Like the 6K, the BMPCC4k will benefit from extra batteries – or V-lock or Anton Bauer batteries – and external storage like an SSD.

ProsCons
Great value
Dual native ISO
MFT lenses
SD, UHS-II, CFast compatible
Easy connectivity
No In-body image stabilization
No electronic viewfinder
No continuous autofocus
Poor Battery life

Check out these great bundles on Adorama.

8. Panasonic S5

The Panasonic S5 is a tiny but extremely capable 24 MP full-frame camera built with the videographer in mind.

This amazing camera is even smaller than the Panasonic GH5, which is quite a feat considering, that this is a full-frame camera whereas the GH5 is a micro-four-thirds camera.

The Panasonic S5 features an L-mount. This means you can use Leica lenses, Sigma lenses, and S-PRO lenses – like those already available for the Panasonic S1, S1R, and S1H..

Internally, the S5 records 4:2:0 10-bit video at 4K 60p. However, with an external recorder like the Atomos Ninja V, you can record 4.2.2. at 60 fps, and 5.9k RAW at 30fps.

The S5 has an HDMI output, which lets you record 4:2:2 10 bit to an external drive while recording internally to the SD recording at the same time.

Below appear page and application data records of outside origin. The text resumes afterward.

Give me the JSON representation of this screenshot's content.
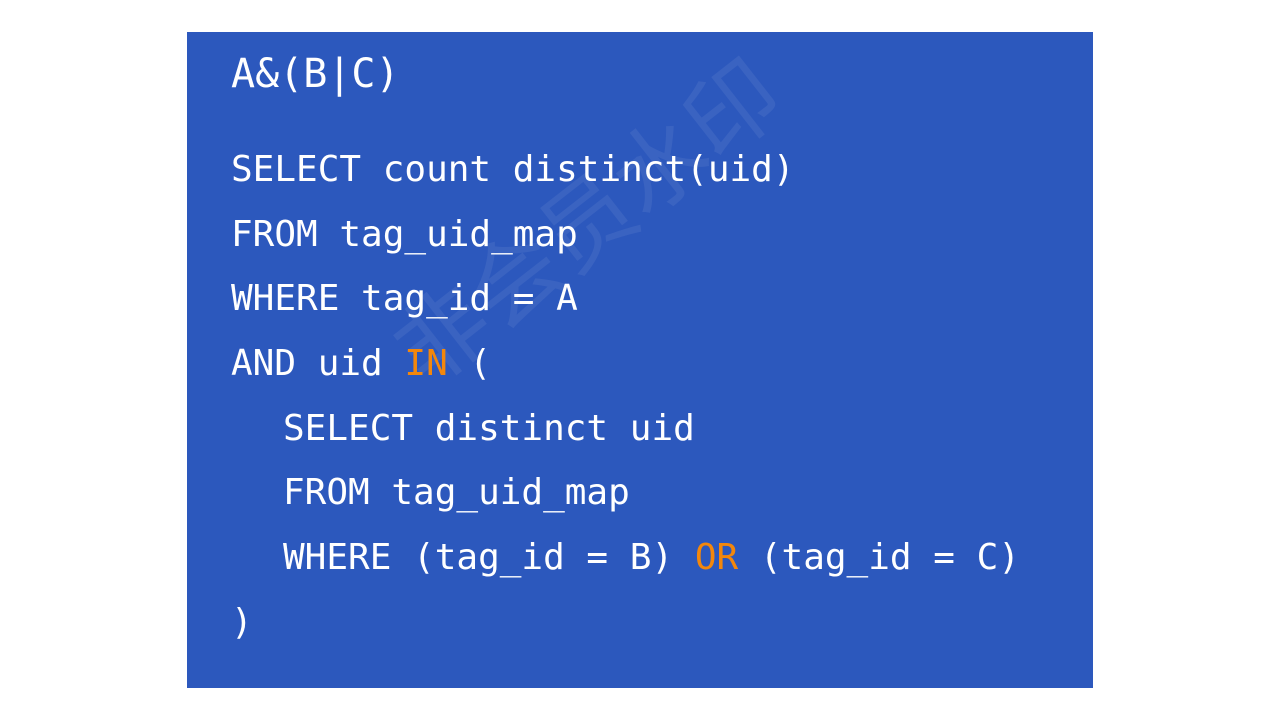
{
  "slide": {
    "title": "A&(B|C)",
    "watermark": "非会员水印",
    "colors": {
      "background": "#2c58bd",
      "text": "#ffffff",
      "highlight": "#f3870c"
    },
    "lines": [
      {
        "text": "SELECT count distinct(uid)"
      },
      {
        "text": "FROM tag_uid_map"
      },
      {
        "text": "WHERE tag_id = A"
      },
      {
        "pre": "AND uid ",
        "highlight": "IN",
        "post": " ("
      },
      {
        "text": "SELECT distinct uid"
      },
      {
        "text": "FROM tag_uid_map"
      },
      {
        "pre": "WHERE (tag_id = B) ",
        "highlight": "OR",
        "post": " (tag_id = C)"
      },
      {
        "text": ")"
      }
    ]
  }
}
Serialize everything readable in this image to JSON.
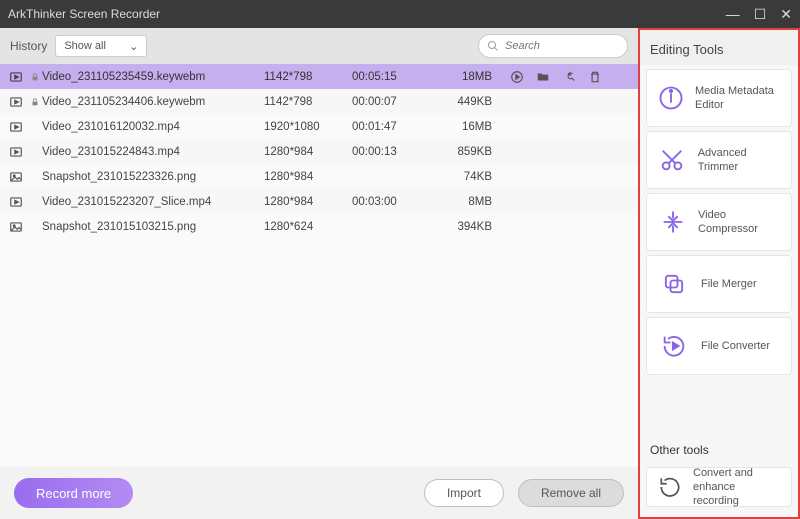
{
  "app_title": "ArkThinker Screen Recorder",
  "history_label": "History",
  "filter": {
    "selected": "Show all"
  },
  "search": {
    "placeholder": "Search"
  },
  "files": [
    {
      "type": "video",
      "locked": true,
      "name": "Video_231105235459.keywebm",
      "res": "1142*798",
      "dur": "00:05:15",
      "size": "18MB",
      "selected": true
    },
    {
      "type": "video",
      "locked": true,
      "name": "Video_231105234406.keywebm",
      "res": "1142*798",
      "dur": "00:00:07",
      "size": "449KB",
      "selected": false
    },
    {
      "type": "video",
      "locked": false,
      "name": "Video_231016120032.mp4",
      "res": "1920*1080",
      "dur": "00:01:47",
      "size": "16MB",
      "selected": false
    },
    {
      "type": "video",
      "locked": false,
      "name": "Video_231015224843.mp4",
      "res": "1280*984",
      "dur": "00:00:13",
      "size": "859KB",
      "selected": false
    },
    {
      "type": "image",
      "locked": false,
      "name": "Snapshot_231015223326.png",
      "res": "1280*984",
      "dur": "",
      "size": "74KB",
      "selected": false
    },
    {
      "type": "video",
      "locked": false,
      "name": "Video_231015223207_Slice.mp4",
      "res": "1280*984",
      "dur": "00:03:00",
      "size": "8MB",
      "selected": false
    },
    {
      "type": "image",
      "locked": false,
      "name": "Snapshot_231015103215.png",
      "res": "1280*624",
      "dur": "",
      "size": "394KB",
      "selected": false
    }
  ],
  "buttons": {
    "record": "Record more",
    "import": "Import",
    "remove_all": "Remove all"
  },
  "right": {
    "title": "Editing Tools",
    "tools": [
      {
        "label": "Media Metadata Editor"
      },
      {
        "label": "Advanced Trimmer"
      },
      {
        "label": "Video Compressor"
      },
      {
        "label": "File Merger"
      },
      {
        "label": "File Converter"
      }
    ],
    "other_title": "Other tools",
    "other": [
      {
        "label": "Convert and enhance recording"
      }
    ]
  }
}
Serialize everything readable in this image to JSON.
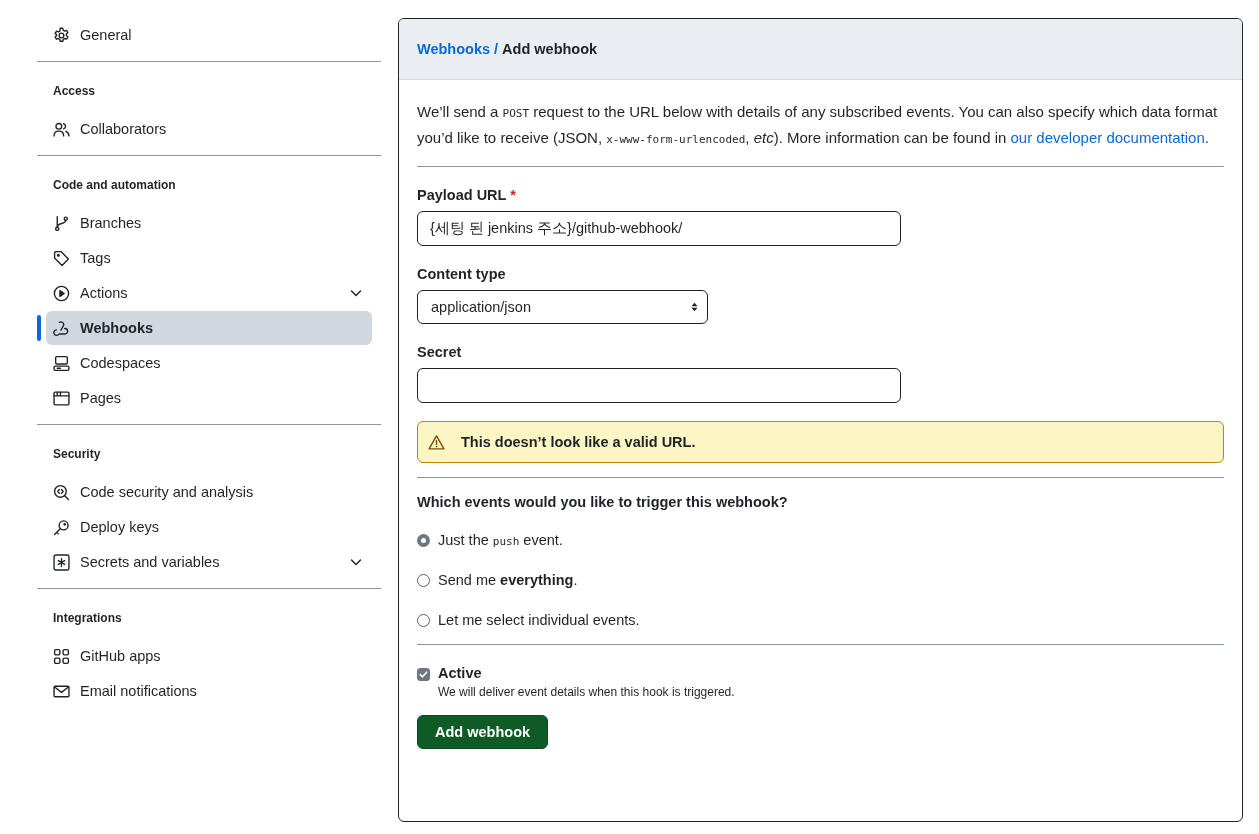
{
  "sidebar": {
    "sections": [
      {
        "items": [
          {
            "label": "General",
            "kind": "gear",
            "selected": false,
            "expandable": false
          }
        ]
      },
      {
        "heading": "Access",
        "items": [
          {
            "label": "Collaborators",
            "kind": "people",
            "selected": false,
            "expandable": false
          }
        ]
      },
      {
        "heading": "Code and automation",
        "items": [
          {
            "label": "Branches",
            "kind": "branch",
            "selected": false,
            "expandable": false
          },
          {
            "label": "Tags",
            "kind": "tag",
            "selected": false,
            "expandable": false
          },
          {
            "label": "Actions",
            "kind": "play",
            "selected": false,
            "expandable": true
          },
          {
            "label": "Webhooks",
            "kind": "webhook",
            "selected": true,
            "expandable": false
          },
          {
            "label": "Codespaces",
            "kind": "codespaces",
            "selected": false,
            "expandable": false
          },
          {
            "label": "Pages",
            "kind": "browser",
            "selected": false,
            "expandable": false
          }
        ]
      },
      {
        "heading": "Security",
        "items": [
          {
            "label": "Code security and analysis",
            "kind": "codescan",
            "selected": false,
            "expandable": false
          },
          {
            "label": "Deploy keys",
            "kind": "key",
            "selected": false,
            "expandable": false
          },
          {
            "label": "Secrets and variables",
            "kind": "asterisk",
            "selected": false,
            "expandable": true
          }
        ]
      },
      {
        "heading": "Integrations",
        "items": [
          {
            "label": "GitHub apps",
            "kind": "apps",
            "selected": false,
            "expandable": false
          },
          {
            "label": "Email notifications",
            "kind": "mail",
            "selected": false,
            "expandable": false
          }
        ]
      }
    ]
  },
  "panel": {
    "breadcrumb": {
      "link": "Webhooks",
      "separator": "/",
      "current": "Add webhook"
    },
    "intro": [
      {
        "kind": "text",
        "text": "We’ll send a "
      },
      {
        "kind": "code",
        "text": "POST"
      },
      {
        "kind": "text",
        "text": " request to the URL below with details of any subscribed events. You can also specify which data format you’d like to receive (JSON, "
      },
      {
        "kind": "code",
        "text": "x-www-form-urlencoded"
      },
      {
        "kind": "text",
        "text": ", "
      },
      {
        "kind": "italic",
        "text": "etc"
      },
      {
        "kind": "text",
        "text": "). More information can be found in "
      },
      {
        "kind": "link",
        "text": "our developer documentation"
      },
      {
        "kind": "text",
        "text": "."
      }
    ],
    "payload_url": {
      "label": "Payload URL",
      "required_mark": "*",
      "value": "{세팅 된 jenkins 주소}/github-webhook/"
    },
    "content_type": {
      "label": "Content type",
      "value": "application/json"
    },
    "secret": {
      "label": "Secret"
    },
    "warning": "This doesn’t look like a valid URL.",
    "events": {
      "question": "Which events would you like to trigger this webhook?",
      "options": [
        {
          "selected": true,
          "label": [
            {
              "kind": "text",
              "text": "Just the "
            },
            {
              "kind": "code",
              "text": "push"
            },
            {
              "kind": "text",
              "text": " event."
            }
          ]
        },
        {
          "selected": false,
          "label": [
            {
              "kind": "text",
              "text": "Send me "
            },
            {
              "kind": "bold",
              "text": "everything"
            },
            {
              "kind": "text",
              "text": "."
            }
          ]
        },
        {
          "selected": false,
          "label": [
            {
              "kind": "text",
              "text": "Let me select individual events."
            }
          ]
        }
      ]
    },
    "active": {
      "label": "Active",
      "checked": true,
      "description": "We will deliver event details when this hook is triggered."
    },
    "submit": "Add webhook"
  }
}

This is great for recording proxies and high-quality video at the same time and back-ups.

The S5 is designed for the run-and-gun videographer, who needs quick access to the most important functions. For example, you can switch between normal frame rates and high frame rates on the top dial without diving into the menus.

The S5 comes with an excellent articulating flip-out screen, so you can easily shoot from low or high-angles.

The S5 also features excellent Dual I.S. stabilization, anamorphic de-squeeze, exposure tools, focus tools, and white balance tools.

The Panasonic S5 is an amazing camera. The only real downside is that Panasonic still makes the autofocus contrast based. The result is that it doesn’t perform as good as the autofocus found on Sony or Canon cameras.

ProsCons
4K 60p, 4:2:2 10-bit recording
FHD up to 180 fps
Weather-sealed
Headphone output
Microphone input
HDMI out
5-axis dual I.S.
Articulating touchscreen
Wi-Fi, Bluetooth
V-log and V-gamut from Varicam installed
Exposure tools
Focus tools
Dual card slots
Level Gauge
Contrast-based autofocus
No internal RAW or 4:2:2

Check the current price on Adorama.

Conclusion

Above are the best mirrorless cameras under $2000 on the market today. All of these cameras are formidable in their own right but have different strengths and weaknesses.

So it is really up to you which features you need and don’t need it because all of these produce professional results.

Are there any cameras on this list that excite you? Do you use any of the cameras discussed above? Feel free to let us know your thoughts in the comment section below!


Cade Taylor is a filmmaker and writer based out of Los Angeles. Originally from Seattle, he continues to work as the Outreach Coordinator for the Bigfoot Script Challenge, where he helps connect up-and-coming writers with industry professionals. When he’s not working on his own projects, helping out with Bigfoot, or covering desks, Cade loves to share what he knows with other filmmakers and promote great content.

Leave a Comment

This site uses Akismet to reduce spam. Learn how your comment data is processed.